...I Care Because You Do...I Care Because You Do is the third studio album by electronic musician Richard D. James under the alias Aphex Twin, released on 24 April 1995 by Warp. Containing material recorded between 1990 and 1994, the album marked James's return to a percussive sound following the largely beatless Selected Ambient Works Volume II (1994), and pairs abrasive rhythms with symphonic and ambient elements. The cover artwork is a self-portrait by James.
I Care Because You Do peaked at number 24 on the UK Albums Chart. It was supported by the single and EP release of the track "Ventolin". The album received positive reviews, with Entertainment Weekly, Spin, and Rolling Stone commending it as a return to form for James. It garnered several comparisons to the work of composer Philip Glass, who later re-recorded the track "Icct Hedral" for James's 1995 EP Donkey Rhubarb. In 2017, Pitchfork ranked I Care Because You Do the 13th best IDM album of all time.
CompositionEach track on I Care Because You Do is annotated with a date, revealing that the tracks were created between 1990 and 1994. It was James's final album to be recorded primarily with analogue technology before he turned to digital production methods. Many of the song titles are anagrams.
According to AllMusic, the album finds James "pairing his hardcore experimentalism with more symphonic ambient material, aligned with the work of many post-classical composers" such as Philip Glass. Writer Dave Thompson described the album as "pulling together calm, serene moments then launching into battering and bruising beat-heavy tracks," observing that the rhythms shift "from trancey to hip-hoppish." Thompson also noted the influence of modern composers such as Glass. Rolling Stone stated that the music had "little to do with techno in any of its more popular guises," also comparing it to the work of composers Glass and John Cage but asserting that the album draws "most strongly from hip-hop. James' trademark is to put rhythm and percussion above all else; his beautiful, haunting melodies are relegated to the back of the mix."
Exclaim! stated that the album has been described as "occupying a middle-ground between Philip Glass and the Wu-Tang Clan." Spin wrote that the album "showed up trip-hop laziness", while Dummy Mag described James as taking trip hop and "refashioning [the] voguish genre in his own image". Entertainment Weekly wrote that "By adding layers of soft, warm synthesizer chords over skull-grinding electronic percussion, James creates sounds that are simultaneously comforting and scary." In 2003, NME summarized the album as "a shotgun wedding of analogue rave and ambient porridge." Rolling Stone stated in 2004 that the increasingly active drum backing on the album was inspired by the presence of drum and bass music in the United Kingdom.
Release...I Care Because You Do was released on 24 April 1995. It was released on vinyl, compact disc and cassette.
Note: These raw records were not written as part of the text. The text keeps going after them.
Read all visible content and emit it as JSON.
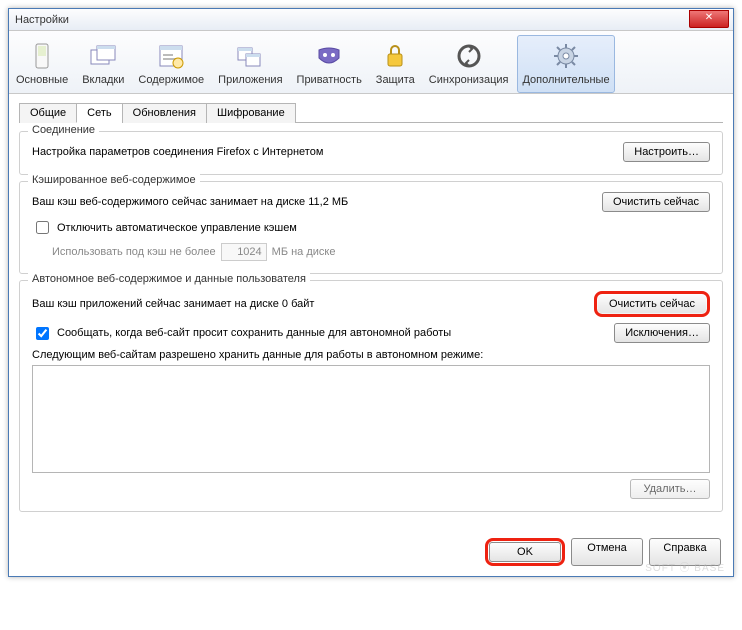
{
  "title": "Настройки",
  "toolbar": [
    {
      "label": "Основные"
    },
    {
      "label": "Вкладки"
    },
    {
      "label": "Содержимое"
    },
    {
      "label": "Приложения"
    },
    {
      "label": "Приватность"
    },
    {
      "label": "Защита"
    },
    {
      "label": "Синхронизация"
    },
    {
      "label": "Дополнительные"
    }
  ],
  "tabs": [
    "Общие",
    "Сеть",
    "Обновления",
    "Шифрование"
  ],
  "connection": {
    "title": "Соединение",
    "text": "Настройка параметров соединения Firefox с Интернетом",
    "button": "Настроить…"
  },
  "cache": {
    "title": "Кэшированное веб-содержимое",
    "usage": "Ваш кэш веб-содержимого сейчас занимает на диске 11,2 МБ",
    "clear": "Очистить сейчас",
    "override_label": "Отключить автоматическое управление кэшем",
    "limit_prefix": "Использовать под кэш не более",
    "limit_value": "1024",
    "limit_suffix": "МБ на диске"
  },
  "offline": {
    "title": "Автономное веб-содержимое и данные пользователя",
    "usage": "Ваш кэш приложений сейчас занимает на диске 0 байт",
    "clear": "Очистить сейчас",
    "notify_label": "Сообщать, когда веб-сайт просит сохранить данные для автономной работы",
    "exceptions": "Исключения…",
    "list_label": "Следующим веб-сайтам разрешено хранить данные для работы в автономном режиме:",
    "remove": "Удалить…"
  },
  "footer": {
    "ok": "OK",
    "cancel": "Отмена",
    "help": "Справка"
  },
  "watermark": "SOFT ⦿ BASE"
}
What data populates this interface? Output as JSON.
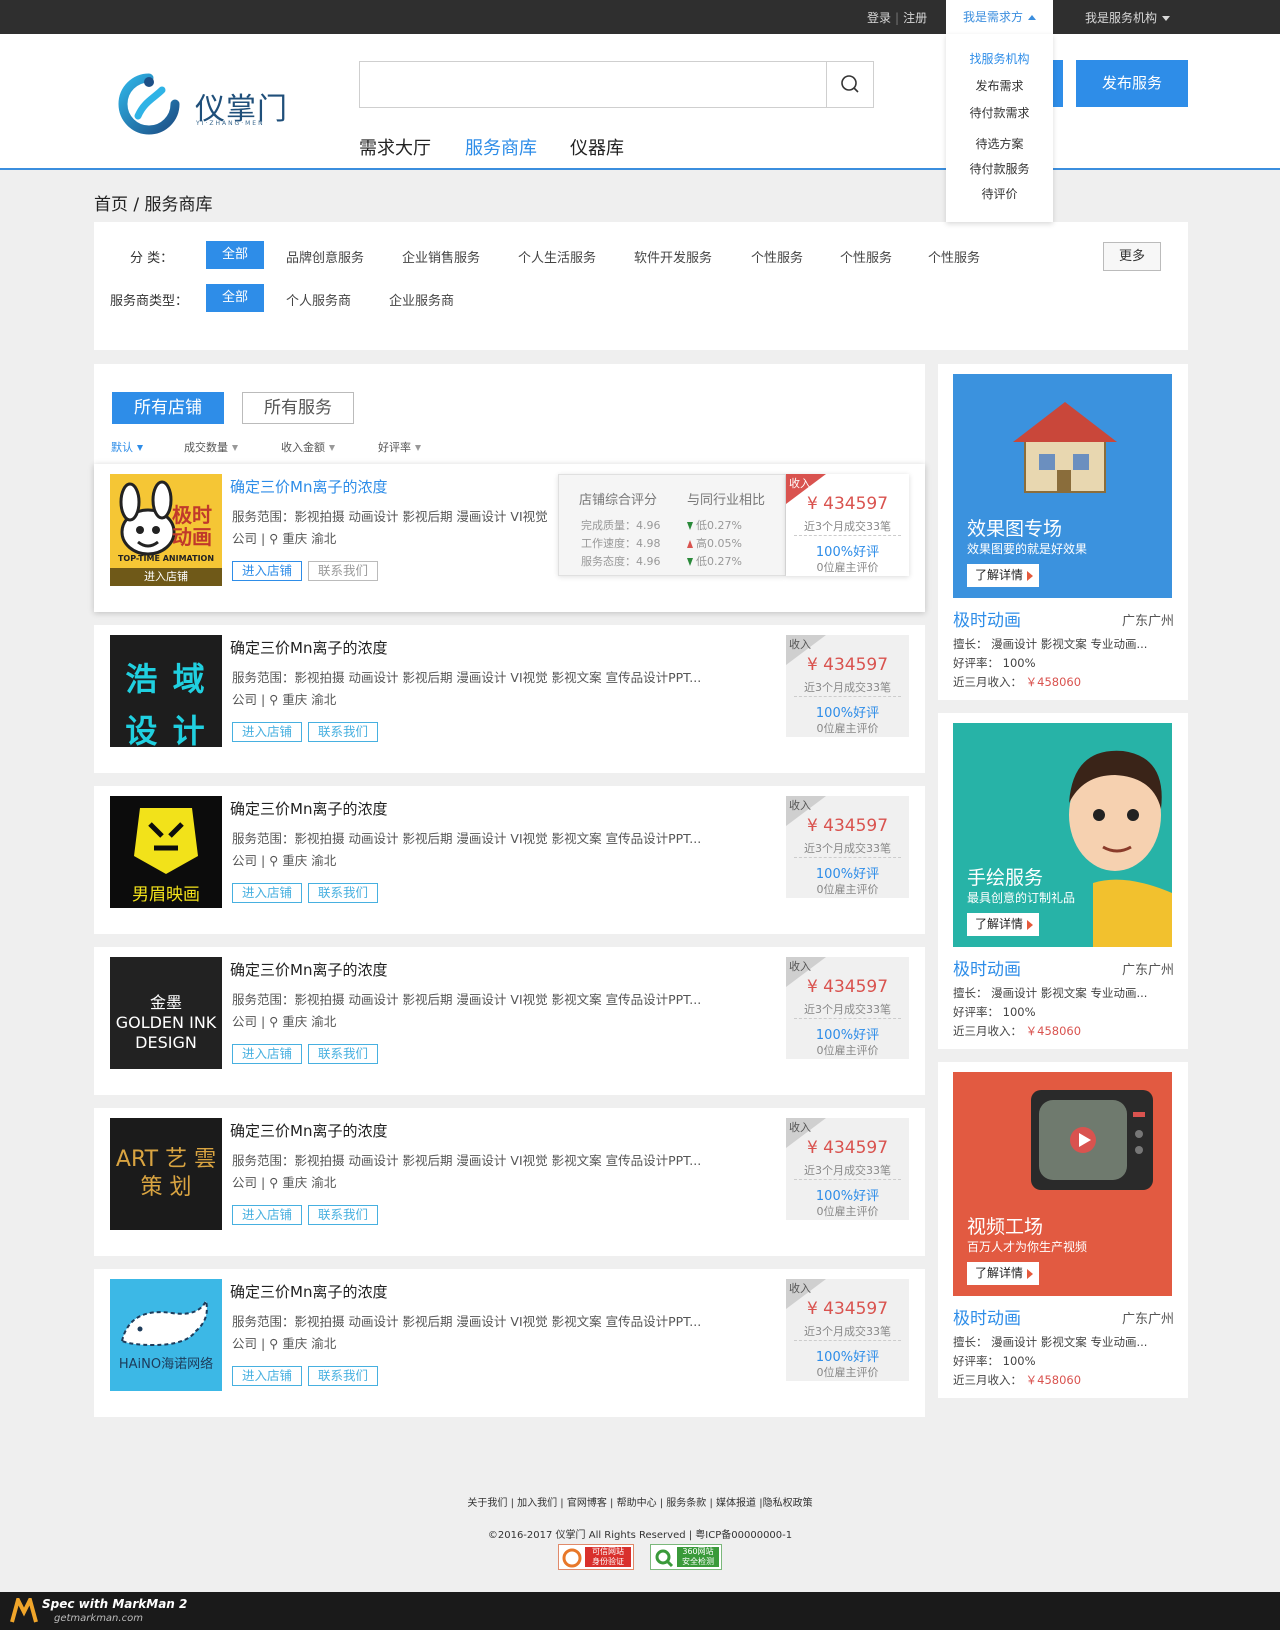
{
  "topbar": {
    "login": "登录",
    "register": "注册",
    "need_menu": "我是需求方",
    "org_menu": "我是服务机构"
  },
  "dropdown": [
    "找服务机构",
    "发布需求",
    "待付款需求",
    "待选方案",
    "待付款服务",
    "待评价"
  ],
  "logo": {
    "name": "仪掌门",
    "sub": "YI·ZHANG·MEN"
  },
  "search": {
    "placeholder": ""
  },
  "header_buttons": {
    "publish_service": "发布服务"
  },
  "nav": [
    "需求大厅",
    "服务商库",
    "仪器库"
  ],
  "breadcrumb": "首页 / 服务商库",
  "filter": {
    "category_label": "分 类：",
    "category_all": "全部",
    "categories": [
      "品牌创意服务",
      "企业销售服务",
      "个人生活服务",
      "软件开发服务",
      "个性服务",
      "个性服务",
      "个性服务"
    ],
    "more": "更多",
    "type_label": "服务商类型：",
    "type_all": "全部",
    "types": [
      "个人服务商",
      "企业服务商"
    ]
  },
  "tabs": {
    "shops": "所有店铺",
    "services": "所有服务"
  },
  "sort": [
    "默认",
    "成交数量",
    "收入金额",
    "好评率"
  ],
  "card_common": {
    "title": "确定三价Mn离子的浓度",
    "scope": "服务范围：影视拍摄 动画设计 影视后期 漫画设计 VI视觉 影视文案 宣传品设计PPT...",
    "scope_short": "服务范围：影视拍摄 动画设计 影视后期 漫画设计 VI视觉",
    "location": "公司 | ⚲ 重庆 渝北",
    "enter": "进入店铺",
    "contact": "联系我们",
    "income_label": "收入",
    "price": "¥ 434597",
    "deals": "近3个月成交33笔",
    "good": "100%好评",
    "employers": "0位雇主评价"
  },
  "first_card": {
    "thumb_caption": "进入店铺",
    "thumb_brand": "极时动画",
    "thumb_tag": "TOP-TIME ANIMATION"
  },
  "thumb_texts": [
    "浩 域 设 计",
    "男眉映画",
    "金墨 GOLDEN INK DESIGN",
    "ART 艺 雲 策 划",
    "HAiNO海诺网络"
  ],
  "rating_popup": {
    "head1": "店铺综合评分",
    "head2": "与同行业相比",
    "rows": [
      {
        "label": "完成质量：4.96",
        "cmp": "低0.27%",
        "dir": "down"
      },
      {
        "label": "工作速度：4.98",
        "cmp": "高0.05%",
        "dir": "up"
      },
      {
        "label": "服务态度：4.96",
        "cmp": "低0.27%",
        "dir": "down"
      }
    ]
  },
  "sidebar": [
    {
      "banner_title": "效果图专场",
      "banner_sub": "效果图要的就是好效果",
      "banner_btn": "了解详情",
      "bg": "#3b92de",
      "name": "极时动画",
      "loc": "广东广州",
      "skill": "擅长： 漫画设计  影视文案  专业动画...",
      "rate": "好评率： 100%",
      "income_label": "近三月收入：",
      "income": "￥458060"
    },
    {
      "banner_title": "手绘服务",
      "banner_sub": "最具创意的订制礼品",
      "banner_btn": "了解详情",
      "bg": "#27b3a7",
      "name": "极时动画",
      "loc": "广东广州",
      "skill": "擅长： 漫画设计  影视文案  专业动画...",
      "rate": "好评率： 100%",
      "income_label": "近三月收入：",
      "income": "￥458060"
    },
    {
      "banner_title": "视频工场",
      "banner_sub": "百万人才为你生产视频",
      "banner_btn": "了解详情",
      "bg": "#e25a41",
      "name": "极时动画",
      "loc": "广东广州",
      "skill": "擅长： 漫画设计  影视文案  专业动画...",
      "rate": "好评率： 100%",
      "income_label": "近三月收入：",
      "income": "￥458060"
    }
  ],
  "footer": {
    "links": "关于我们  |  加入我们  |  官网博客  |  帮助中心  |  服务条款  |  媒体报道  |隐私权政策",
    "copy": "©2016-2017 仪掌门 All Rights Reserved  |  粤ICP备00000000-1",
    "badge1_a": "可信网站",
    "badge1_b": "身份验证",
    "badge2_a": "360网站",
    "badge2_b": "安全检测"
  },
  "markman": {
    "line1": "Spec with MarkMan 2",
    "line2": "getmarkman.com"
  }
}
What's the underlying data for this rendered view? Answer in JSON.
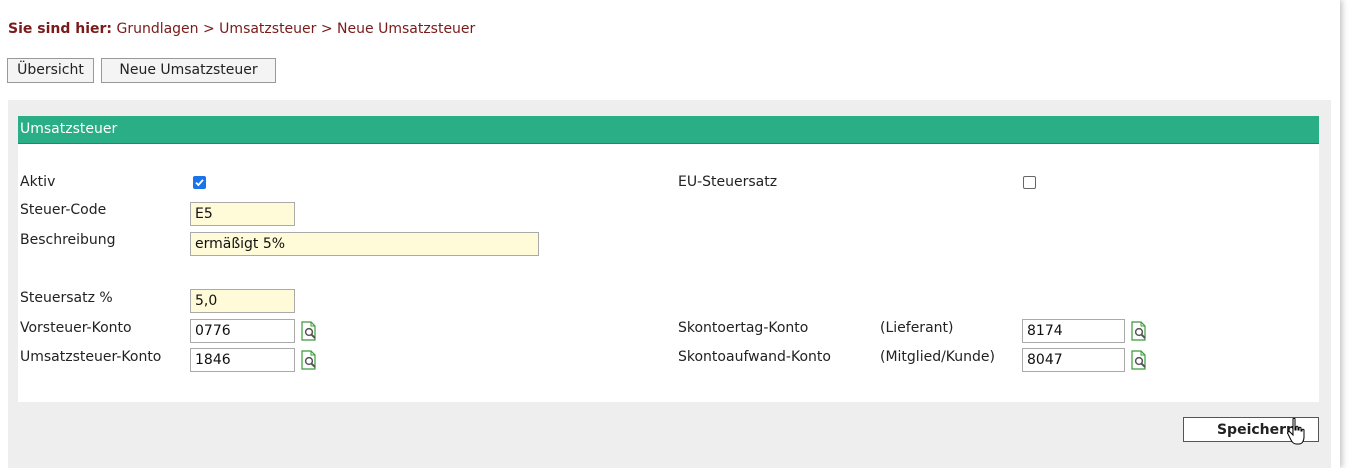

It charted for two weeks in the United Kingdom, peaking at number 24 on the UK Albums Chart. I Care Because You Do was re-issued on vinyl by the record label 1972 on 18 September 2012. Warp also re-issued the album in vinyl with a download card on 8 October 2012. In 2017, the album was re-released in digital format with eight bonus tracks.
The cover artwork is a self-portrait painted by James. It was the first of several Aphex Twin releases to feature an image of his grinning face on the cover.
Following the album's release, composer Philip Glass contributed an orchestral arrangement to "Icct Hedral" that was included on the 1995 EP Donkey Rhubarb.
Select said I Care Because You Do was James's best since Surfing on Sine Waves and his "most coherent one to date", additionally stating that James had the ability to "make the avant-garde sound pop" and that he "delivers complex contemporary systems music in the most deliciously simple forms". The Sydney Morning Herald gave a positive review, surmising that "As ever, his palette of sound is astonishing, his arrangements effective and deliberate". Rolling Stone described the album as "classical music for a generation raised on samplers", stating that James was "making some of the most engaging and important music of our time."
Entertainment Weekly praised the album and called it superior to Selected Ambient Works Volume II, writing that it "reintroduces tension, more beats per minute, and sonic grime into his music" and additionally noting that it "creates sounds that are simultaneously comforting and scary – a fitting metaphor for the contemporary clash of technology and the humans befuddled by it." Spin also stated that album was superior to Selected Ambient Works Volume II as it "cut the middle of [techno]'s kitchen-sink aesthetic without sacrificing melody coherence or rhythm". Spin also noted that to hear "truly great" works by James, you would still need to purchase Selected Ambient Works 85–92. Select later placed the album at 42nd place on their list of the best albums of 1995, referring to the album as "leftfield, sound pop brilliance".
In a retrospective of James' work in The Rolling Stone Album Guide, Sasha Frere-Jones found that the album's newer tracks were its best ones. Justin Boreta from the group The Glitch Mob publicly revisited the album in 2015, praising it for "the juxtaposition between heavy darkness and gentle depth". The A.V. Club described it as "a perfect bridge between James' implementation of experimental techno and glossy ambient." In 2017, Pitchfork ranked it the 13th best IDM album of all time.